As anyone could have guessed, Kanye West‘s My Beautiful Dark Twisted Fantasy won the annual Village Voice‘s Pazz and Jop music critics’ poll by a record-breaking margin. Not only that, but West managed to score three songs — “Runaway,” “Power” and “Monster” — in the poll’s Top 10 singles list. Given that West’s album has been praised by virtually every publication on earth and that he has won the poll twice before, this isn’t much of a surprise.
Aside from a very clever analogy by the writer Josh Timmermann comparing Kanye to the Mad Men character Don Draper, the poll’s commentary doesn’t offer too many fresh takes on West’s persona and achievements, which have been obsessed over for months by most of the critics involved. This is fine, really, because the Voice‘s poll presentation includes some very thoughtful essays about last year’s other notable artists and trends.

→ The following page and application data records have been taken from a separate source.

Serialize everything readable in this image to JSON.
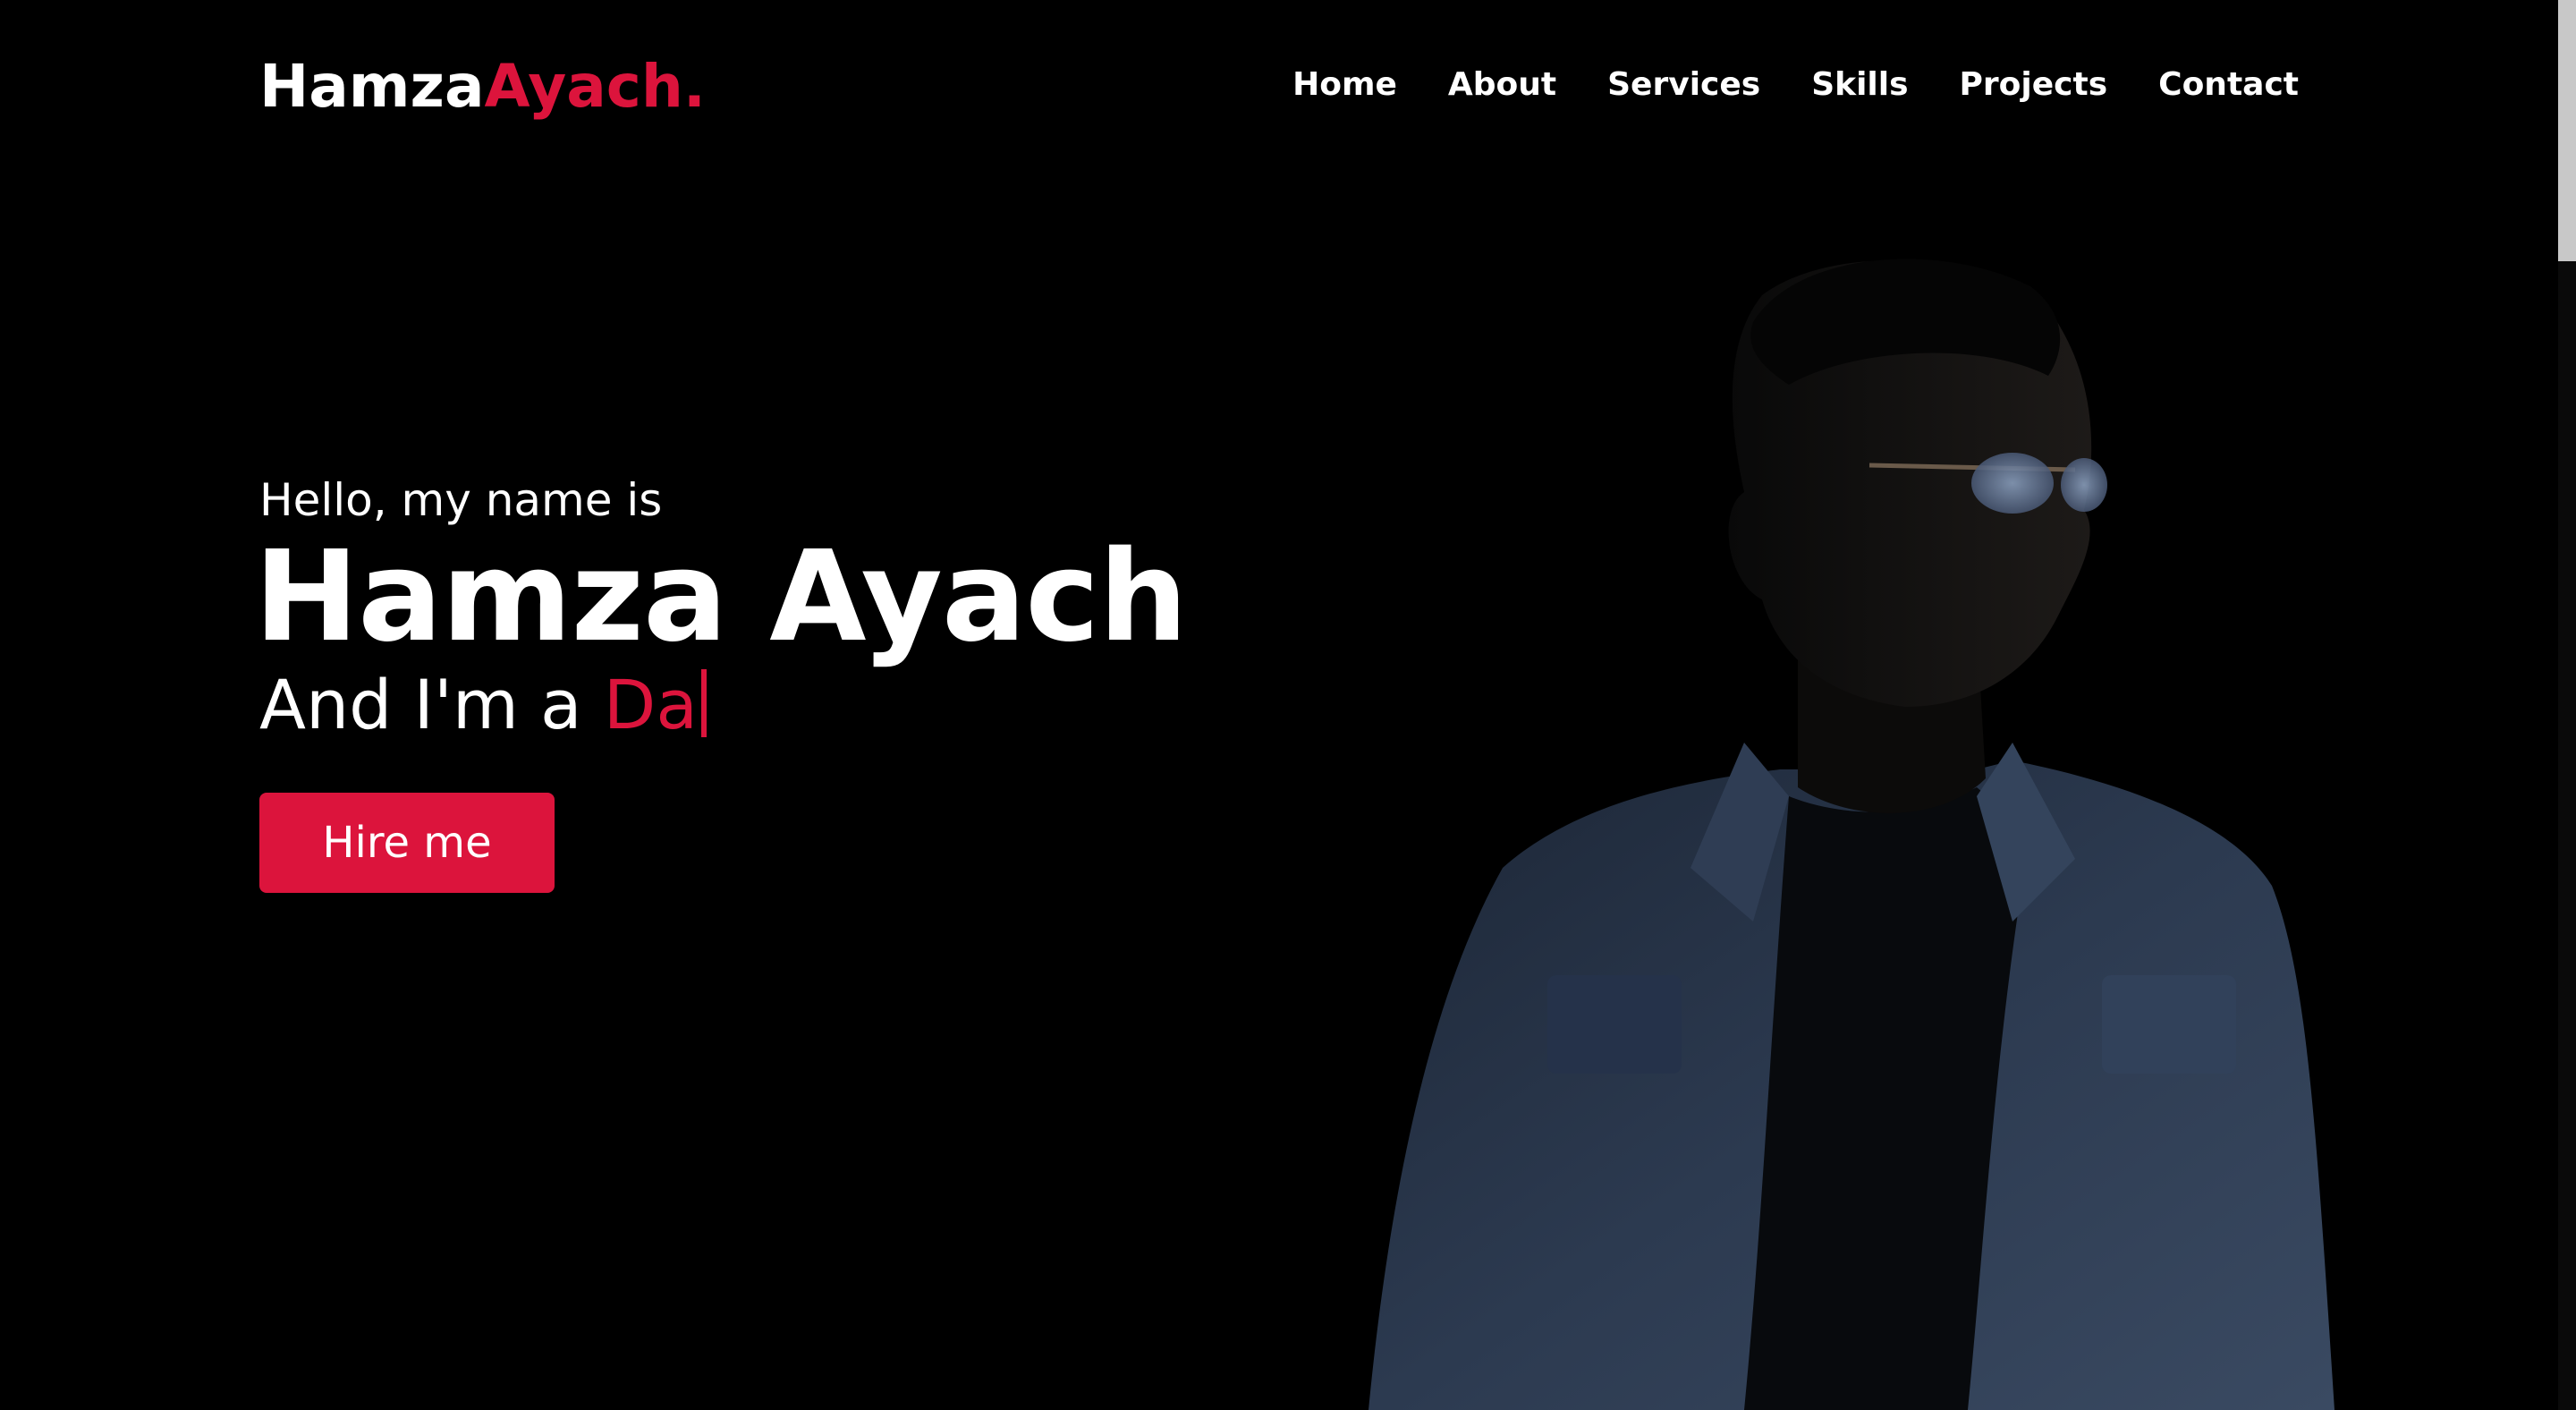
{
  "brand": {
    "first": "Hamza",
    "second": "Ayach."
  },
  "nav": {
    "items": [
      "Home",
      "About",
      "Services",
      "Skills",
      "Projects",
      "Contact"
    ]
  },
  "hero": {
    "greeting": "Hello, my name is",
    "name": "Hamza Ayach",
    "role_prefix": "And I'm a ",
    "role_typed": "Da",
    "button_label": "Hire me"
  },
  "colors": {
    "background": "#000000",
    "accent": "#dc143c",
    "text": "#ffffff"
  }
}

One of this year’s highlights is Rich Juzwiak’s essay, which examines the pro-gay sentiment of pop stars such as Lady Gaga, Katy Perry, Ke$ha and Pink in a way that is both grateful and slightly skeptical, as stumping for gay rights can easily be taken as faddish pandering in a year when the “It Gets Better” campaign became a viral sensation.
Eric Harvey’s cleverly titled “Little Pink Polos For You and Me” is another good read. In that piece, Harvey finds a shared theme between Vampire Weekend’s Contra and Arcade Fire‘s The Suburbs, the two indie rock albums that debuted at the top of the charts in 2010. Simply put, both records deal with anxiety about social status in different ways, with Arcade Fire focused more on the angst of feeling trapped in surburban sprawl following the economic collapse and the burst of the housing bubble, while Vampire Weekend sketch out the awkward dynamics of class in contemporary America.

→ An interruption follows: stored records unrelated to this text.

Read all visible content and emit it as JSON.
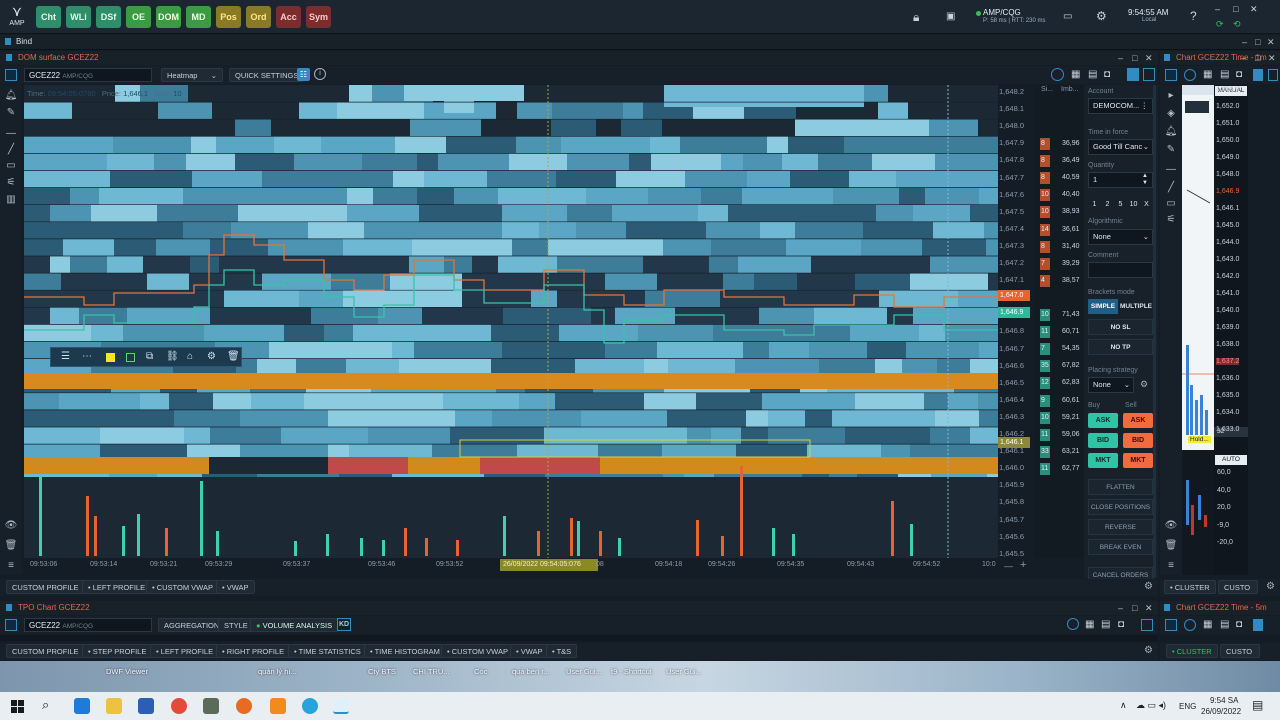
{
  "topbar": {
    "logo": "AMP",
    "buttons": [
      {
        "label": "Cht",
        "bg": "#2f8d6a",
        "fg": "#dff9ee"
      },
      {
        "label": "WLi",
        "bg": "#2f8d6a",
        "fg": "#dff9ee"
      },
      {
        "label": "DSf",
        "bg": "#2f8d6a",
        "fg": "#dff9ee"
      },
      {
        "label": "OE",
        "bg": "#3d9a44",
        "fg": "#e9ffe0"
      },
      {
        "label": "DOM",
        "bg": "#3d9a44",
        "fg": "#e9ffe0"
      },
      {
        "label": "MD",
        "bg": "#3d9a44",
        "fg": "#e9ffe0"
      },
      {
        "label": "Pos",
        "bg": "#8a7a26",
        "fg": "#ffe48a"
      },
      {
        "label": "Ord",
        "bg": "#8a7a26",
        "fg": "#ffe48a"
      },
      {
        "label": "Acc",
        "bg": "#7b2d2d",
        "fg": "#ffc7c7"
      },
      {
        "label": "Sym",
        "bg": "#7b2d2d",
        "fg": "#ffc7c7"
      }
    ],
    "connection": "AMP/CQG",
    "latency": "P: 58 ms | RTT: 230 ms",
    "clock": "9:54:55 AM",
    "clock_zone": "Local"
  },
  "bind": {
    "label": "Bind"
  },
  "dom_panel": {
    "title": "DOM surface GCEZ22",
    "symbol": "GCEZ22",
    "exchange": "AMP/CQG",
    "mode": "Heatmap",
    "quick_settings": "QUICK SETTINGS",
    "info": {
      "time_label": "Time:",
      "time": "09:54:05:0760",
      "price_label": "Price:",
      "price": "1,646.1",
      "size_label": "Size:",
      "size": "10"
    },
    "price_axis": [
      "1,648.2",
      "1,648.1",
      "1,648.0",
      "1,647.9",
      "1,647.8",
      "1,647.7",
      "1,647.6",
      "1,647.5",
      "1,647.4",
      "1,647.3",
      "1,647.2",
      "1,647.1",
      "1,647.0",
      "1,646.9",
      "1,646.8",
      "1,646.7",
      "1,646.6",
      "1,646.5",
      "1,646.4",
      "1,646.3",
      "1,646.2",
      "1,646.1",
      "1,646.0",
      "1,645.9",
      "1,645.8",
      "1,645.7",
      "1,645.6",
      "1,645.5"
    ],
    "ask_marker": "1,647.0",
    "bid_marker": "1,646.9",
    "cursor_marker": "1,646.1",
    "time_axis": [
      "09:53:06",
      "09:53:14",
      "09:53:21",
      "09:53:29",
      "09:53:37",
      "09:53:46",
      "09:53:52",
      "09:54:18",
      "09:54:26",
      "09:54:35",
      "09:54:43",
      "09:54:52"
    ],
    "cursor_time": "26/09/2022 09:54:05:076",
    "cursor_time_suffix": "08",
    "zoom_label": "10:0",
    "dom_headers": [
      "Si...",
      "Imb..."
    ],
    "dom_rows": [
      {
        "size": "8",
        "imb": "36,96",
        "side": "ask"
      },
      {
        "size": "8",
        "imb": "36,49",
        "side": "ask"
      },
      {
        "size": "8",
        "imb": "40,59",
        "side": "ask"
      },
      {
        "size": "10",
        "imb": "40,40",
        "side": "ask"
      },
      {
        "size": "10",
        "imb": "38,93",
        "side": "ask"
      },
      {
        "size": "14",
        "imb": "36,61",
        "side": "ask"
      },
      {
        "size": "8",
        "imb": "31,40",
        "side": "ask"
      },
      {
        "size": "7",
        "imb": "39,29",
        "side": "ask"
      },
      {
        "size": "4",
        "imb": "38,57",
        "side": "ask"
      },
      {
        "size": "",
        "imb": "",
        "side": "none"
      },
      {
        "size": "10",
        "imb": "71,43",
        "side": "bid"
      },
      {
        "size": "11",
        "imb": "60,71",
        "side": "bid"
      },
      {
        "size": "7",
        "imb": "54,35",
        "side": "bid"
      },
      {
        "size": "35",
        "imb": "67,82",
        "side": "bid"
      },
      {
        "size": "12",
        "imb": "62,83",
        "side": "bid"
      },
      {
        "size": "9",
        "imb": "60,61",
        "side": "bid"
      },
      {
        "size": "10",
        "imb": "59,21",
        "side": "bid"
      },
      {
        "size": "11",
        "imb": "59,06",
        "side": "bid"
      },
      {
        "size": "33",
        "imb": "63,21",
        "side": "bid"
      },
      {
        "size": "11",
        "imb": "62,77",
        "side": "bid"
      }
    ],
    "bottom_tabs": [
      "CUSTOM PROFILE",
      "LEFT PROFILE",
      "CUSTOM VWAP",
      "VWAP"
    ]
  },
  "order_panel": {
    "account_label": "Account",
    "account": "DEMOCOM...",
    "tif_label": "Time in force",
    "tif": "Good Till Canc",
    "qty_label": "Quantity",
    "qty": "1",
    "qty_presets": [
      "1",
      "2",
      "5",
      "10",
      "X"
    ],
    "algo_label": "Algorithmic",
    "algo": "None",
    "comment_label": "Comment",
    "brackets_label": "Brackets mode",
    "simple": "SIMPLE",
    "multiple": "MULTIPLE",
    "no_sl": "NO SL",
    "no_tp": "NO TP",
    "placing_label": "Placing strategy",
    "placing": "None",
    "buy_label": "Buy",
    "sell_label": "Sell",
    "ask": "ASK",
    "bid": "BID",
    "mkt": "MKT",
    "actions": [
      "FLATTEN",
      "CLOSE POSITIONS",
      "REVERSE",
      "BREAK EVEN",
      "CANCEL ORDERS"
    ],
    "buy_color": "#2fc4a6",
    "sell_color": "#f26a3d"
  },
  "chart_panel": {
    "title": "Chart GCEZ22 Time - 1m",
    "mode": "MANUAL",
    "auto": "AUTO",
    "hold": "Hold...",
    "label_32": "32",
    "axis": [
      "1,653.0",
      "1,652.0",
      "1,651.0",
      "1,650.0",
      "1,649.0",
      "1,648.0",
      "1,646.9",
      "1,646.1",
      "1,645.0",
      "1,644.0",
      "1,643.0",
      "1,642.0",
      "1,641.0",
      "1,640.0",
      "1,639.0",
      "1,638.0",
      "1,637.2",
      "1,636.0",
      "1,635.0",
      "1,634.0",
      "1,633.0"
    ],
    "lower_axis": [
      "60,0",
      "40,0",
      "20,0",
      "-9,0",
      "-20,0"
    ],
    "tabs": [
      "CLUSTER",
      "CUSTO"
    ]
  },
  "tpo_panel": {
    "title": "TPO Chart GCEZ22",
    "symbol": "GCEZ22",
    "exchange": "AMP/CQG",
    "tools": [
      "AGGREGATION",
      "STYLE",
      "VOLUME ANALYSIS"
    ],
    "tabs": [
      "CUSTOM PROFILE",
      "STEP PROFILE",
      "LEFT PROFILE",
      "RIGHT PROFILE",
      "TIME STATISTICS",
      "TIME HISTOGRAM",
      "CUSTOM VWAP",
      "VWAP",
      "T&S"
    ]
  },
  "chart5_panel": {
    "title": "Chart GCEZ22 Time - 5m",
    "tabs": [
      "CLUSTER",
      "CUSTO"
    ]
  },
  "desktop": {
    "labels": [
      "DWF Viewer",
      "quản lý hi...",
      "Cty BTS",
      "CHI TRU...",
      "Cóc",
      "quả bèn t...",
      "User Gui...",
      "t9 - Shortcut",
      "User Gui..."
    ]
  },
  "taskbar": {
    "lang": "ENG",
    "time": "9:54 SA",
    "date": "26/09/2022"
  }
}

Spin editor Charles Aaron turned in a piece which attempts to make sense of critical backlash against M.I.A., who received some of the worst reviews of her career for her ambitious and highly abrasive third album Maya. Aaron seems genuinely crushed by the negative response to the record, and in a way, that may be the most compelling argument yet in favor of the much-maligned album. If someone cares this much, there must be something to it, right?